##### Supplied records #####

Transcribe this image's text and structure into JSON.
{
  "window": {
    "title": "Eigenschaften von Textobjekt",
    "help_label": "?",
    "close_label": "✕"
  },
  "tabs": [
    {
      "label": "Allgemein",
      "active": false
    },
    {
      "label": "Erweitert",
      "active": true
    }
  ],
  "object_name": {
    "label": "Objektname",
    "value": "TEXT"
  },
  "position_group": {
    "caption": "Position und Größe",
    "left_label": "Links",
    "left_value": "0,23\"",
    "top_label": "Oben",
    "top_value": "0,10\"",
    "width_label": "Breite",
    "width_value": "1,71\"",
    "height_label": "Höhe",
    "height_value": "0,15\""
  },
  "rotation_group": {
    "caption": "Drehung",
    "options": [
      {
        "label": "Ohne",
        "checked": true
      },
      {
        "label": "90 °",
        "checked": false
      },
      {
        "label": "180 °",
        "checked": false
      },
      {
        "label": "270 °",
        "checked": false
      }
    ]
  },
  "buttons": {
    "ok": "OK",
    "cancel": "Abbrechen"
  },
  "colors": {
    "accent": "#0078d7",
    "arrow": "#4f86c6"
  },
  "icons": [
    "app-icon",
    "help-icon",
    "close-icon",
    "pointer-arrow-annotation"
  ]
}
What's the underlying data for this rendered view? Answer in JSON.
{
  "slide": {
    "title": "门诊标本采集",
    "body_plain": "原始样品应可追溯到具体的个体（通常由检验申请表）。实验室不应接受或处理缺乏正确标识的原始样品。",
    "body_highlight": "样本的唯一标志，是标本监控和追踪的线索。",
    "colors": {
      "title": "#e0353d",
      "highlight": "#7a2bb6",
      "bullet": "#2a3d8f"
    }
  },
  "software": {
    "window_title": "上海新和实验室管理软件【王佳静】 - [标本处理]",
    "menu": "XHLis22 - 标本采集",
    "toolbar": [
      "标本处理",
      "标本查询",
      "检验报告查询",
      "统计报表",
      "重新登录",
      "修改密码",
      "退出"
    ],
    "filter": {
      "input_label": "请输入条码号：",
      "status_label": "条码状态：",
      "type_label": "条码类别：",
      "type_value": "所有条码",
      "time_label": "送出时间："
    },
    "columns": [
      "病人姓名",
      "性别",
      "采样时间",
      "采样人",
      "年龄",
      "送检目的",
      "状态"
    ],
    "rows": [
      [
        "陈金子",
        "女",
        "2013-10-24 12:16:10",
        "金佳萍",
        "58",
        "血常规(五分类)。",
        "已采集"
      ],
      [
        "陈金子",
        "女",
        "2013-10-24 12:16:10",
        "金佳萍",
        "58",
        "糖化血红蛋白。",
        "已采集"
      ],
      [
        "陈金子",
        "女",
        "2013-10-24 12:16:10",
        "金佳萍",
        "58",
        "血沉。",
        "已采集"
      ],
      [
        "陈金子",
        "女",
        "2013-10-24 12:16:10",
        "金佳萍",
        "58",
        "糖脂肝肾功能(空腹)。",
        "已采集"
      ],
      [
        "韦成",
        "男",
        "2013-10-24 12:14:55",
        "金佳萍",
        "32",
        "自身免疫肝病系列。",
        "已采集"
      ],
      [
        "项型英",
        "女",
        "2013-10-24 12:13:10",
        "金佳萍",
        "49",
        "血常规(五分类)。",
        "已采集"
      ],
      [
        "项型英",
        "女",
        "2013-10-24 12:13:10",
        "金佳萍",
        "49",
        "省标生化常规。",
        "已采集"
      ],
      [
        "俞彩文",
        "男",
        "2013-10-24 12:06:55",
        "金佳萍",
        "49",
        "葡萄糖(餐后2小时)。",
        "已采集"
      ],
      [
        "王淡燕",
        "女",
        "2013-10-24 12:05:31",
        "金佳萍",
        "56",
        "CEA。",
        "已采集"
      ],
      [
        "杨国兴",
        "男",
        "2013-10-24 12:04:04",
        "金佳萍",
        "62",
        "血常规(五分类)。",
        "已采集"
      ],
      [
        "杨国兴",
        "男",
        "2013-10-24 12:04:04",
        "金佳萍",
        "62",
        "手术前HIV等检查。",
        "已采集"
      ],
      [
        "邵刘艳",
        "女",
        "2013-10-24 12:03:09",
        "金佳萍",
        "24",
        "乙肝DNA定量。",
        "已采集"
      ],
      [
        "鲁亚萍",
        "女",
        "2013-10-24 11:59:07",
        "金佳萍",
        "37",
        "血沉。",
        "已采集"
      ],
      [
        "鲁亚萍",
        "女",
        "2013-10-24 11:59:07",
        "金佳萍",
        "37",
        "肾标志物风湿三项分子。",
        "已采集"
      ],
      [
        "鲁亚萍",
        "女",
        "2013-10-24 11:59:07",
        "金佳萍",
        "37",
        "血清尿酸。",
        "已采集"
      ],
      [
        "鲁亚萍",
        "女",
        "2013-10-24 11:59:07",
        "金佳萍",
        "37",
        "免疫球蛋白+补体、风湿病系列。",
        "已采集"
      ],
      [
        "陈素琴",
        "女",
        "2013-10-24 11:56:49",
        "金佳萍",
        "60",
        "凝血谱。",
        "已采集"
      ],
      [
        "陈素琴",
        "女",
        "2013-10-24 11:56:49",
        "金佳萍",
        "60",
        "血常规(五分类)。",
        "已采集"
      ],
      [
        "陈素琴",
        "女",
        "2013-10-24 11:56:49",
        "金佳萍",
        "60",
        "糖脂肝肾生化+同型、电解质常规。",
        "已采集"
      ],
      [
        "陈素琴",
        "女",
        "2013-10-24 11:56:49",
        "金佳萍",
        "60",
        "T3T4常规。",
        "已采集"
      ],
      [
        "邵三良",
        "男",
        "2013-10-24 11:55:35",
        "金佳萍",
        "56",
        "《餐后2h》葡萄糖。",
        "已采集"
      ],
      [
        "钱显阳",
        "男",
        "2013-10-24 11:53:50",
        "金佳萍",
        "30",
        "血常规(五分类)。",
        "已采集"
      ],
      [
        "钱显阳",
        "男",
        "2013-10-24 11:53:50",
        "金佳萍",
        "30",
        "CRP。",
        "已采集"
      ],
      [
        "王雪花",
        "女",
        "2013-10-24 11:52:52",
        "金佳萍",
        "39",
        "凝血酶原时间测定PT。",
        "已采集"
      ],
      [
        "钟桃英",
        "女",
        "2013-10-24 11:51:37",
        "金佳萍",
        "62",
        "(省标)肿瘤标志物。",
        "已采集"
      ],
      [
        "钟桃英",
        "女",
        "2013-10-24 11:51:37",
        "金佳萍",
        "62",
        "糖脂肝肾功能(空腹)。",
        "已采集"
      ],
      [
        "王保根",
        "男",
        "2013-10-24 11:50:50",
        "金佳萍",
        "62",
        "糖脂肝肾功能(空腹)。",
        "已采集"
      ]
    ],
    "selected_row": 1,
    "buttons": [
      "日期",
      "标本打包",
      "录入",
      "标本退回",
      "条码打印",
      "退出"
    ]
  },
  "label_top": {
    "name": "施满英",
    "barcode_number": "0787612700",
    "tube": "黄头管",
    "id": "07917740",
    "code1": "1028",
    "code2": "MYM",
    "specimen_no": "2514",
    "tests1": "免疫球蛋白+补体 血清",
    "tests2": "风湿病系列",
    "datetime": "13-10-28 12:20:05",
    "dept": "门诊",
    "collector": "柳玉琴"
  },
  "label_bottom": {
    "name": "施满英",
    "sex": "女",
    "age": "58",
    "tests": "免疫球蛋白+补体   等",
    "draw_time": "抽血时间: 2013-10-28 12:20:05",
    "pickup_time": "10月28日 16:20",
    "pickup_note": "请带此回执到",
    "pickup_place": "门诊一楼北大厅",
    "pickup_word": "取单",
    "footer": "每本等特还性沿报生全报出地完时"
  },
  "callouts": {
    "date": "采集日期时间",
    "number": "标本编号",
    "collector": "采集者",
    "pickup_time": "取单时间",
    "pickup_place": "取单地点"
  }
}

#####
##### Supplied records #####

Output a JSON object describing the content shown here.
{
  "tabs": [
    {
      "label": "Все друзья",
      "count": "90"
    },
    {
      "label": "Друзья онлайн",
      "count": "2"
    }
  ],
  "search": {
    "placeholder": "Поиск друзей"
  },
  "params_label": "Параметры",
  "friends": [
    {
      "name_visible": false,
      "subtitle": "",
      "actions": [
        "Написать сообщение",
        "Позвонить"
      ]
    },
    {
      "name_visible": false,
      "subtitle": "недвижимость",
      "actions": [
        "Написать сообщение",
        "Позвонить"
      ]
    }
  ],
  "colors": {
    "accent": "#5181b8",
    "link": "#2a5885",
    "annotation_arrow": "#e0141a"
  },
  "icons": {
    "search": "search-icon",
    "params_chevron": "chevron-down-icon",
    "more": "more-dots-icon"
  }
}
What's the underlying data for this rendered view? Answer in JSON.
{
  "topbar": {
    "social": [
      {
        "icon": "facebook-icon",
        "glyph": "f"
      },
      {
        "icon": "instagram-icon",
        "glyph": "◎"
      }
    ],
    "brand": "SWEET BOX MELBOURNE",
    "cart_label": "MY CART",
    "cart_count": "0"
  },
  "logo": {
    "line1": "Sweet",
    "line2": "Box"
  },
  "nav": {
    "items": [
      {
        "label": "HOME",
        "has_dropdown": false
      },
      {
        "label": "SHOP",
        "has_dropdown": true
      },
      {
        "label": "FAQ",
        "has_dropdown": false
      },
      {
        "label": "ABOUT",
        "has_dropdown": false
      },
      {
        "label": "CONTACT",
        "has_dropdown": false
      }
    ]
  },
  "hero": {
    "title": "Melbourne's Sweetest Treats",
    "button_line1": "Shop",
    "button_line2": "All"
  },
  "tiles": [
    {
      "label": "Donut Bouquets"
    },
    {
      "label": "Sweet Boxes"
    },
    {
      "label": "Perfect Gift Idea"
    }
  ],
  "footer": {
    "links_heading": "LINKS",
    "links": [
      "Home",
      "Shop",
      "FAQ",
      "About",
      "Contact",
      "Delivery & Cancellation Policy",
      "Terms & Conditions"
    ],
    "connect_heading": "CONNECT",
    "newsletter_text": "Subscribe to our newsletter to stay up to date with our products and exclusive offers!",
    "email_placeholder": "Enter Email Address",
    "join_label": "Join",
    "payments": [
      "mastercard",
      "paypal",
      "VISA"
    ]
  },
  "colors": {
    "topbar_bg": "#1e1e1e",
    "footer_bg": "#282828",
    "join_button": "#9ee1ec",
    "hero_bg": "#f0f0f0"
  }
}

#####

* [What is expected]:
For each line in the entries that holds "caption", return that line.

* [Solution]:
    "caption": "Position und Größe",
    "caption": "Drehung",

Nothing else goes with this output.